Study participants in the 2 MRI groups had functional (fMRI) scans at baseline and after the 6-month exposure. This allowed the researchers to use diffusion-weighted imaging to analyze bilateral changes in the white matter of limbic regions in the brain, specifically the uncinate fasciculus and the hippocampal cingulum of the brain. These particular regions were of interest because of their documented association with learning and memory.

After 6 months, individuals in the olfactory-enriched groups demonstrated improved cognitive functioning on the Rey Auditory Verbal Learning Test (Timepoint x Group interaction, F=6.63; P =.02; Cohen’s d=1.08). Compared with the control groups, the adults in the olfactory-enriched groups demonstrated a 226% difference in average performance on this neuropsychological test.

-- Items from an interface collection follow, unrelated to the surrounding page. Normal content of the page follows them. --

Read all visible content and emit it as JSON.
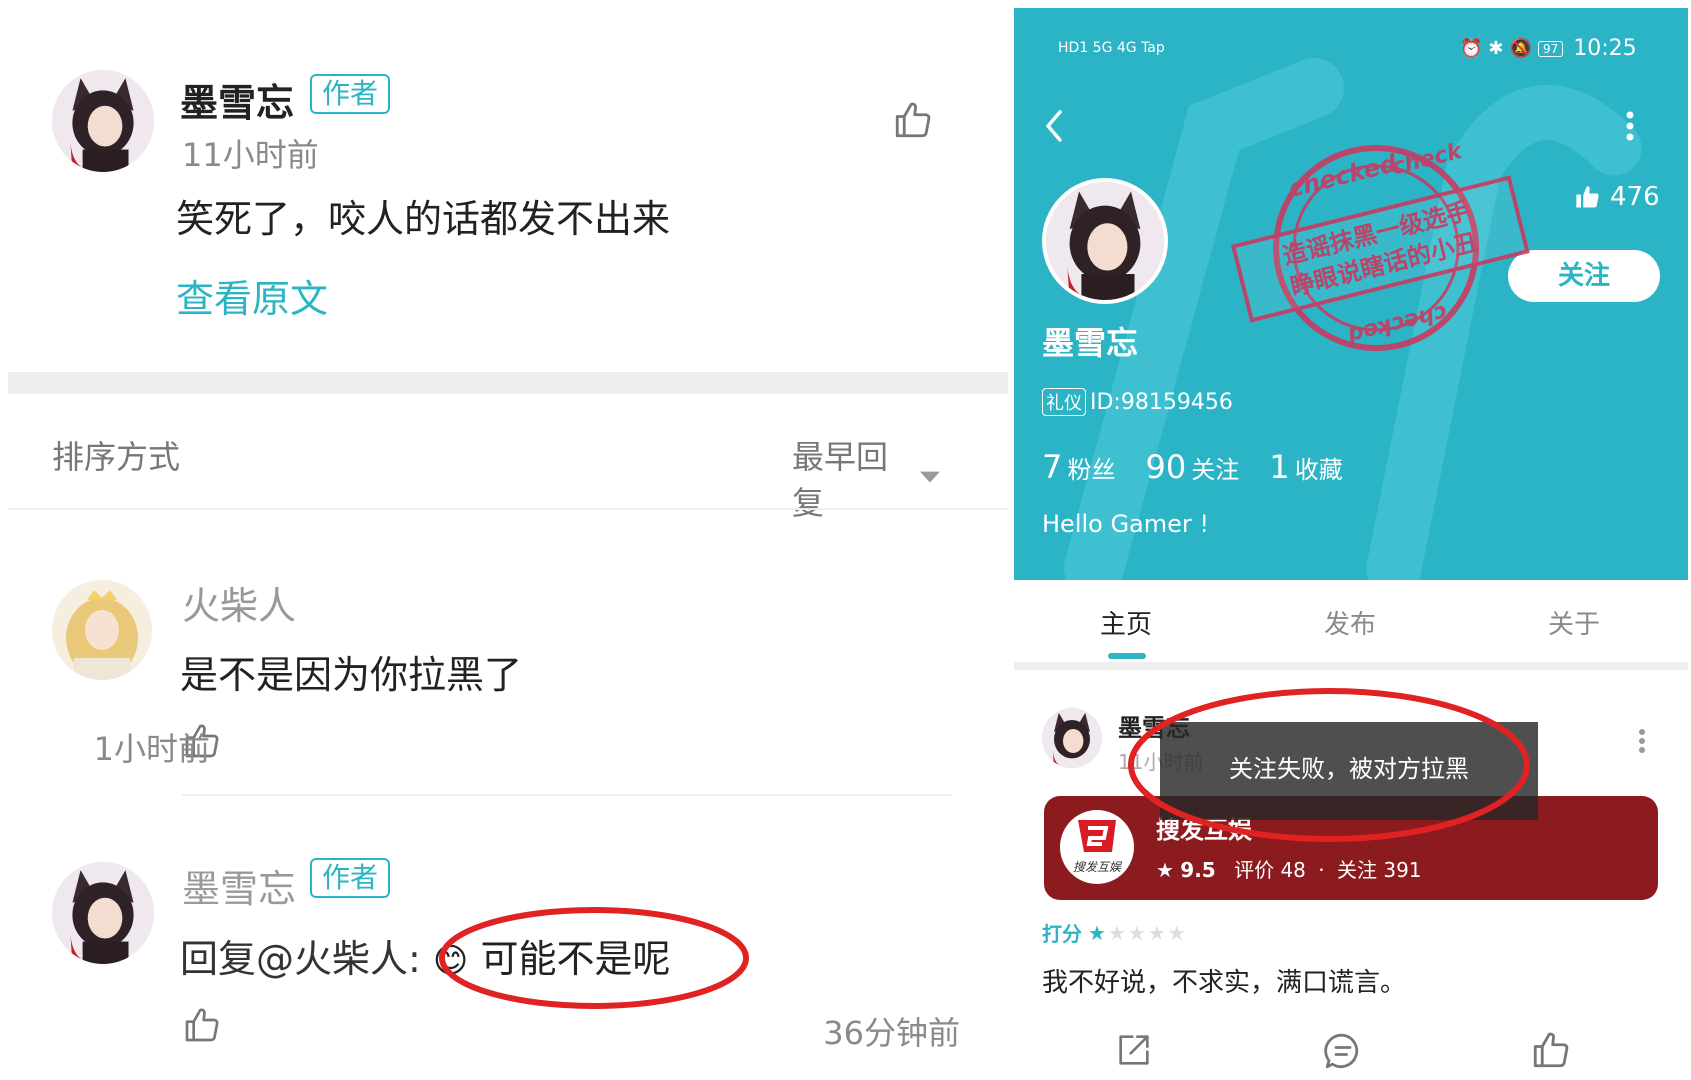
{
  "left": {
    "main_comment": {
      "author": "墨雪忘",
      "author_badge": "作者",
      "time": "11小时前",
      "text": "笑死了，咬人的话都发不出来",
      "view_original": "查看原文"
    },
    "sort": {
      "label": "排序方式",
      "value": "最早回复"
    },
    "replies": [
      {
        "author": "火柴人",
        "text": "是不是因为你拉黑了",
        "time": "1小时前"
      },
      {
        "author": "墨雪忘",
        "author_badge": "作者",
        "text_prefix": "回复@火柴人:",
        "emoji": "😊",
        "text": "可能不是呢",
        "time": "36分钟前"
      }
    ]
  },
  "right": {
    "status_bar": {
      "left": "HD1 5G 4G Tap",
      "battery": "97",
      "time": "10:25"
    },
    "profile": {
      "name": "墨雪忘",
      "likes": "476",
      "follow_button": "关注",
      "id_badge": "礼仪",
      "id": "ID:98159456",
      "fans_count": "7",
      "fans_label": "粉丝",
      "following_count": "90",
      "following_label": "关注",
      "favorites_count": "1",
      "favorites_label": "收藏",
      "bio": "Hello Gamer !"
    },
    "stamp": {
      "ring_top": "checked",
      "ring_top_right": "check",
      "ring_bottom": "checked",
      "line1": "造谣抹黑一级选手",
      "line2": "睁眼说瞎话的小丑"
    },
    "tabs": [
      "主页",
      "发布",
      "关于"
    ],
    "post": {
      "author": "墨雪忘",
      "time": "11小时前",
      "toast": "关注失败，被对方拉黑",
      "game_name": "搜发互娱",
      "game_logo_text": "搜发互娱",
      "game_rating": "9.5",
      "game_reviews": "评价 48",
      "game_follows": "关注 391",
      "score_label": "打分",
      "stars_filled": 1,
      "stars_total": 5,
      "text": "我不好说，不求实，满口谎言。"
    }
  },
  "colors": {
    "accent": "#2bb5c4",
    "profile_bg": "#2bb4c6",
    "annotation_red": "#e02222",
    "game_card": "#8c1b1f"
  }
}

Additionally, compared with individuals in the corresponding control group, those who were exposed to the essential oils overnight and underwent MRI demonstrated increased diffusivity of the left uncinate fasciculus (Timepoint x Group interaction, F=4.39; P =.043; ηp2=.101) after 6 months.

The researchers wrote, “We have shown that minimal olfactory enrichment at night using an odorant diffuser results in significant improvements in both verbal memory and the integrity of a specific brain pathway.” They concluded, “Our findings should stimulate larger scale clinical trials systematically testing the therapeutic efficacy of olfactory enrichment in treating memory loss in older adults,” the researchers concluded.

Study limitations included attrition due to COVID-19, which further reduced the small sample size. Additionally, the design limitations of the diffusor did not allow for testing multiple odorants per night.

Disclosures: Several study authors declared affiliations with biotech, pharmaceutical, and/or device companies. Please see original source for full list of disclosures.


Woo CC, Miranda B, Sathishkumar M, Dehkordi-Vakil F, Yassa MA, Leon M. Overnight olfactory enrichment using an odorant diffuser improves memory and modifies the uncinate fasciculus in older adultsFront Neurosci. Published online July 24, 2023. doi:10.3389/fnins.2023.1200448

This article originally appeared on Neurology Advisor